Data for analysis ->

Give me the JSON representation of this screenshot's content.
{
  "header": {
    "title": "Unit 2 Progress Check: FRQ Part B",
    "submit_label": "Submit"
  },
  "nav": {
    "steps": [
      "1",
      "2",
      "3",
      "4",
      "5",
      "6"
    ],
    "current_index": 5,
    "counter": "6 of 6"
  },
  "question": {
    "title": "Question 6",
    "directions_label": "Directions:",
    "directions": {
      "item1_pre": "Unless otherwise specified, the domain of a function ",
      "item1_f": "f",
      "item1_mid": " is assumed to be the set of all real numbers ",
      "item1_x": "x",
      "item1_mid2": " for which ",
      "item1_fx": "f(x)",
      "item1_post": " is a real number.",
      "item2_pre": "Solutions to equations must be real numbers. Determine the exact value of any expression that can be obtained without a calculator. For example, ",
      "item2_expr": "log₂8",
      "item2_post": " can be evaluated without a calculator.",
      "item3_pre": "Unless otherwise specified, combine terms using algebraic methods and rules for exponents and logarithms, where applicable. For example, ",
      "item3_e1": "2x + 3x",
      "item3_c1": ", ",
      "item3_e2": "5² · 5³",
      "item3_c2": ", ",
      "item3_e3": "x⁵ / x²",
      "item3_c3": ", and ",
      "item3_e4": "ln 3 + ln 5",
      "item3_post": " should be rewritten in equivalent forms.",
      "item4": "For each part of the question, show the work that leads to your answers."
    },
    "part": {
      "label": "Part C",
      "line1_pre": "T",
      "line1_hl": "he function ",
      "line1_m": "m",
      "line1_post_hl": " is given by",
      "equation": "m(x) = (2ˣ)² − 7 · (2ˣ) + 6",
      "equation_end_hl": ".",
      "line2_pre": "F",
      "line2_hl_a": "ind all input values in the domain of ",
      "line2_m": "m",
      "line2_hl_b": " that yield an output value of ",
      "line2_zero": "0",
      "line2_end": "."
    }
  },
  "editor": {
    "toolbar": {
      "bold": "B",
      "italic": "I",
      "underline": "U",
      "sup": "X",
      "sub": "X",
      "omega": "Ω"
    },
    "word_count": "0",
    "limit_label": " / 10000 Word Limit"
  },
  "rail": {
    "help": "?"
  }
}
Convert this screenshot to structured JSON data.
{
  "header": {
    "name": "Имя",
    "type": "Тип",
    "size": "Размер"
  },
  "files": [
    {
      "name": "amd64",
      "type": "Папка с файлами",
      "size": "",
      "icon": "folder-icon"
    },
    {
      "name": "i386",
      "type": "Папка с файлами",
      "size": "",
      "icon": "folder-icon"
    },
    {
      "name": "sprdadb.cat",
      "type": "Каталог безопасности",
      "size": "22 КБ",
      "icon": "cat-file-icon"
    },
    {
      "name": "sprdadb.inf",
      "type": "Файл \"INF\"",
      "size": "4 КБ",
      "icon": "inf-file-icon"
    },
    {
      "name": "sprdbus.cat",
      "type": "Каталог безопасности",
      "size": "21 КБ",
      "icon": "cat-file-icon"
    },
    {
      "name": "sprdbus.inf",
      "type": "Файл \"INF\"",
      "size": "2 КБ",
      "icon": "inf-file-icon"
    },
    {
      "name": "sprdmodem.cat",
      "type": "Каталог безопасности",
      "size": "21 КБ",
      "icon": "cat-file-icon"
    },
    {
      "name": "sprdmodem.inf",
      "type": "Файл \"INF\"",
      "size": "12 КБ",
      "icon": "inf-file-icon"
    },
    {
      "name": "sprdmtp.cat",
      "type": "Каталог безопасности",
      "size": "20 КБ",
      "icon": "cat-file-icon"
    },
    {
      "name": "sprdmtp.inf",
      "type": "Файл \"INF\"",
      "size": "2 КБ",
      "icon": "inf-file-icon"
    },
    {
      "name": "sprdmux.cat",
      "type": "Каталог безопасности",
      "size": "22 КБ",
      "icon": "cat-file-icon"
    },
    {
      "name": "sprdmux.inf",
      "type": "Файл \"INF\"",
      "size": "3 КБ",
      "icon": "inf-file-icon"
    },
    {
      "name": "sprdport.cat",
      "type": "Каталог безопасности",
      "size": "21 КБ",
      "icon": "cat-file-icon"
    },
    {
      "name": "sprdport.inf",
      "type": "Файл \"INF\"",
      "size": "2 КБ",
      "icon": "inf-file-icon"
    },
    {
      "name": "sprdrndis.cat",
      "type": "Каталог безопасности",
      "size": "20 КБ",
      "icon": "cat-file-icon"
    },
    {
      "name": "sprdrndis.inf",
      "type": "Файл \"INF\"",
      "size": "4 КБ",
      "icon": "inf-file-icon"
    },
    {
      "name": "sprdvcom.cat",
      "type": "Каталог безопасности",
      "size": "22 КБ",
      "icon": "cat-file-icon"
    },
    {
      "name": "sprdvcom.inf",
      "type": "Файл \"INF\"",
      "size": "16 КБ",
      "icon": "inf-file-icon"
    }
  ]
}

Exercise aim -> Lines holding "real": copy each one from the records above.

Answer below ->
      "item1_mid": " is assumed to be the set of all real numbers ",
      "item1_post": " is a real number.",
      "item2_pre": "Solutions to equations must be real numbers. Determine the exact value of any expression that can be obtained without a calculator. For example, ",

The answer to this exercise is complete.